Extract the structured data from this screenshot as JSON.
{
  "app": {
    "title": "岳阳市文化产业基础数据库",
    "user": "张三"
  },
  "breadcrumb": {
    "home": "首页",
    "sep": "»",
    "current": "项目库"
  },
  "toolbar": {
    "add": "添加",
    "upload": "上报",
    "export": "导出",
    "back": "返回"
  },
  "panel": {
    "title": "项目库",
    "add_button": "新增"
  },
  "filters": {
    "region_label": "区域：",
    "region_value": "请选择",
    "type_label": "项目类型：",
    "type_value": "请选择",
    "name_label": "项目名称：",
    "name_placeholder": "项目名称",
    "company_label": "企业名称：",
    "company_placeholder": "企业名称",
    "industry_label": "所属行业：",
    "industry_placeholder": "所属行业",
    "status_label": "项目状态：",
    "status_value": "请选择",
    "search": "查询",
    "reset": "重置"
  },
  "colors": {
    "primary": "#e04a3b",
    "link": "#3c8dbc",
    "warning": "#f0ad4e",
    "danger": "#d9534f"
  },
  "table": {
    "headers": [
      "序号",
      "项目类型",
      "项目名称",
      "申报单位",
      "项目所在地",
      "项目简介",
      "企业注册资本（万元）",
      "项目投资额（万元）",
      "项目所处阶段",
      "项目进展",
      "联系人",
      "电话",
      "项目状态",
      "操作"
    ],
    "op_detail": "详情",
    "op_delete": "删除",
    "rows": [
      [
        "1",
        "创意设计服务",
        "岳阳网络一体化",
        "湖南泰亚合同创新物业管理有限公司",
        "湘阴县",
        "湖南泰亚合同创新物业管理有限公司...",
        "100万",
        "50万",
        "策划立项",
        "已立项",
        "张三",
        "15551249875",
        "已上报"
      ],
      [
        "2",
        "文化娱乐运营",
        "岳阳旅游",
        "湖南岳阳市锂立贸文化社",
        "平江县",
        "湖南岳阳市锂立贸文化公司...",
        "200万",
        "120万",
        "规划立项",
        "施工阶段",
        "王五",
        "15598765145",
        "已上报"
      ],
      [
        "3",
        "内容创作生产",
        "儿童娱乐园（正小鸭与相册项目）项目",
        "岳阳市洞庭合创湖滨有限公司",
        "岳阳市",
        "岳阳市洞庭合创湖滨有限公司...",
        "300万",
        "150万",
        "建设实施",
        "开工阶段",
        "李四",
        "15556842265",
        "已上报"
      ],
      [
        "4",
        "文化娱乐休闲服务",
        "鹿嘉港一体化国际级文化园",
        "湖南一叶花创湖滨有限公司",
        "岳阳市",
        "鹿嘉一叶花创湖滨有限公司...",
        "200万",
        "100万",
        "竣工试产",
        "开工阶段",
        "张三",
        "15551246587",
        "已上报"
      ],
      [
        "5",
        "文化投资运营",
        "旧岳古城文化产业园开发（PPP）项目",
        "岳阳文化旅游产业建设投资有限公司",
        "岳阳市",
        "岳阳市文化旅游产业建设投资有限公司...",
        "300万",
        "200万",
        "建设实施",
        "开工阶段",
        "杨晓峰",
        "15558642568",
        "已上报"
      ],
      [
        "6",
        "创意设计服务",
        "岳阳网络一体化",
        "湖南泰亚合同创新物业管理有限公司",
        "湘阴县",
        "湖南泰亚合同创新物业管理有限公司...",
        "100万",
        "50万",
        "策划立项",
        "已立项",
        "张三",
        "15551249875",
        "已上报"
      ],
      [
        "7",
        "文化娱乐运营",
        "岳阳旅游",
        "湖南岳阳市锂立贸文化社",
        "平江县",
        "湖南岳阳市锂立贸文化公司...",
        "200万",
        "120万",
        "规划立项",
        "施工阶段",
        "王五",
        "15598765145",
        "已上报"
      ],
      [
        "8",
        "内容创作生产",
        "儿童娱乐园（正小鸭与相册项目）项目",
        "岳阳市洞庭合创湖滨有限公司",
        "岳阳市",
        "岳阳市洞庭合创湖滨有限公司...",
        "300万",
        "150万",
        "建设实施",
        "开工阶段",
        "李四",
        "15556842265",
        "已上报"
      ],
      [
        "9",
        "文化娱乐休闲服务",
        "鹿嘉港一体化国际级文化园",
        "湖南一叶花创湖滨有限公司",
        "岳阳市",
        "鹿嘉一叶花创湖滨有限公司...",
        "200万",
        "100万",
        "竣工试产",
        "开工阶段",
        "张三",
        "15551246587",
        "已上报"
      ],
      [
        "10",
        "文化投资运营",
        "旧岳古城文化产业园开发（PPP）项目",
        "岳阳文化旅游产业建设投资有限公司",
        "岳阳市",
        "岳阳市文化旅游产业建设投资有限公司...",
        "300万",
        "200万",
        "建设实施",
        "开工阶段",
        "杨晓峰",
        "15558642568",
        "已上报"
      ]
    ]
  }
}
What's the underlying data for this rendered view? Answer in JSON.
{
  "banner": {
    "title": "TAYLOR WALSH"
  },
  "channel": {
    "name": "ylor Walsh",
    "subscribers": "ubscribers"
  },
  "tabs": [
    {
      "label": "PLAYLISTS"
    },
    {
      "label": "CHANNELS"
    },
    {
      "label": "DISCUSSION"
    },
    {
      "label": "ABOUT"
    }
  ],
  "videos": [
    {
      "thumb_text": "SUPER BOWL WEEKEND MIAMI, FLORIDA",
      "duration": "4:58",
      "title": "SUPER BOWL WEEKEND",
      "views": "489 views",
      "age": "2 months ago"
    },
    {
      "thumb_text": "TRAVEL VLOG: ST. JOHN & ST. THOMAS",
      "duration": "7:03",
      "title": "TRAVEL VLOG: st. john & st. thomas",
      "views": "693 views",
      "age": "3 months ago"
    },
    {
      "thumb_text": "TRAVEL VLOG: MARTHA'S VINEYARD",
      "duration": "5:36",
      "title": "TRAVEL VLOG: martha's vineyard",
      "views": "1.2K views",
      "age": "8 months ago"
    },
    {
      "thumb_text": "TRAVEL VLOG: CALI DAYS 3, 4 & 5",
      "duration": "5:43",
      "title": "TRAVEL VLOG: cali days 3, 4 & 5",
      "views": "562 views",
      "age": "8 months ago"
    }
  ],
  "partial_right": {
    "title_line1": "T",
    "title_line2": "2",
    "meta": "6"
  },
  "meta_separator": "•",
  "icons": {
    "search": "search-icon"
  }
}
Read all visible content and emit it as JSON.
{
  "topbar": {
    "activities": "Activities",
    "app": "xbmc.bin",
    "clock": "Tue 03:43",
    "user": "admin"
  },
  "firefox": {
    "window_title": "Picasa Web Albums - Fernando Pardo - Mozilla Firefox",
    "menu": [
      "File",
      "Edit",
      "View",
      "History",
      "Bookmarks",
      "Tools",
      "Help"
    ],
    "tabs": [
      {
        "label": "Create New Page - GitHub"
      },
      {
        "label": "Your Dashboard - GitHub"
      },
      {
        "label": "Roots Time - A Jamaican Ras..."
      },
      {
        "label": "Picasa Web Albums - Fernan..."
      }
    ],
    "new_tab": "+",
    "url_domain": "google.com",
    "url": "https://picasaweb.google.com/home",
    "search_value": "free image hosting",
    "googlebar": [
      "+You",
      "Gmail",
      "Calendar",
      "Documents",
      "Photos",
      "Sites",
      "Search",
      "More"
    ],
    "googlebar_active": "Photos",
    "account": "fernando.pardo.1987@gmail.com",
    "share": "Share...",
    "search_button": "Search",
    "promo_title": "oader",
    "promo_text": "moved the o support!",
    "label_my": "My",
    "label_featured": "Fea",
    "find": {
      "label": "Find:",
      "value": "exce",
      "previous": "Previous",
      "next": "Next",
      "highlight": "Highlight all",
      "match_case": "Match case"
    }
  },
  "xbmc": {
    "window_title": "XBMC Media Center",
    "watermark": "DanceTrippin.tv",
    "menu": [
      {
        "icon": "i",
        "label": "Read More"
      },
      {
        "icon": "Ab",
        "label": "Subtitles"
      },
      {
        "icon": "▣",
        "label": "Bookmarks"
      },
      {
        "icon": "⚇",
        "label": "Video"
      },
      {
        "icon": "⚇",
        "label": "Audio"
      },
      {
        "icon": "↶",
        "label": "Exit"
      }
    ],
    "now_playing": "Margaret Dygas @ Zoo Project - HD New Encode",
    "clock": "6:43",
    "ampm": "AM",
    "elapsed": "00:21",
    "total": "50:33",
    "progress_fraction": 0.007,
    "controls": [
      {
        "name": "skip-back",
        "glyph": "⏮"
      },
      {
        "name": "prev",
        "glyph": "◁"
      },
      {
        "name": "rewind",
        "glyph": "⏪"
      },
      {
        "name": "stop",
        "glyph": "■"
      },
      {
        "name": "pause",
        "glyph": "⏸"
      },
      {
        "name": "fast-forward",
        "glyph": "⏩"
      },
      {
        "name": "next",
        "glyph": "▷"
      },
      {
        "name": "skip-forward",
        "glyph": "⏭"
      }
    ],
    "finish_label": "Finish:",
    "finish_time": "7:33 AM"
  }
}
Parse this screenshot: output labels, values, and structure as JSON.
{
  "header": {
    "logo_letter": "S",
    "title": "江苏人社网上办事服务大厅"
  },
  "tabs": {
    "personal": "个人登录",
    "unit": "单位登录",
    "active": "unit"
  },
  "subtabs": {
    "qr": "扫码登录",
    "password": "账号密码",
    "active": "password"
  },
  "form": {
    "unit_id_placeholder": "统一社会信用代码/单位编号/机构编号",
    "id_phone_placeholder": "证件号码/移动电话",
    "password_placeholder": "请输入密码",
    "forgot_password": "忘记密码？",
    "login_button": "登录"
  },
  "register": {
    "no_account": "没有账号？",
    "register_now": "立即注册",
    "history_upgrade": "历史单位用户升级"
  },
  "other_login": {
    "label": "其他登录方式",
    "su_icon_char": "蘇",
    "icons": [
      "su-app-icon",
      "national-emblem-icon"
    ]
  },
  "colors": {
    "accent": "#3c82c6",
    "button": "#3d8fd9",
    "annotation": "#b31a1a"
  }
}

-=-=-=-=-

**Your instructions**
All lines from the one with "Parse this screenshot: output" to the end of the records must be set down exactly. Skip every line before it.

**Result for this exercise**
Parse this screenshot: output labels, values, and structure as JSON.
{
  "header": {
    "logo_letter": "S",
    "title": "江苏人社网上办事服务大厅"
  },
  "tabs": {
    "personal": "个人登录",
    "unit": "单位登录",
    "active": "unit"
  },
  "subtabs": {
    "qr": "扫码登录",
    "password": "账号密码",
    "active": "password"
  },
  "form": {
    "unit_id_placeholder": "统一社会信用代码/单位编号/机构编号",
    "id_phone_placeholder": "证件号码/移动电话",
    "password_placeholder": "请输入密码",
    "forgot_password": "忘记密码？",
    "login_button": "登录"
  },
  "register": {
    "no_account": "没有账号？",
    "register_now": "立即注册",
    "history_upgrade": "历史单位用户升级"
  },
  "other_login": {
    "label": "其他登录方式",
    "su_icon_char": "蘇",
    "icons": [
      "su-app-icon",
      "national-emblem-icon"
    ]
  },
  "colors": {
    "accent": "#3c82c6",
    "button": "#3d8fd9",
    "annotation": "#b31a1a"
  }
}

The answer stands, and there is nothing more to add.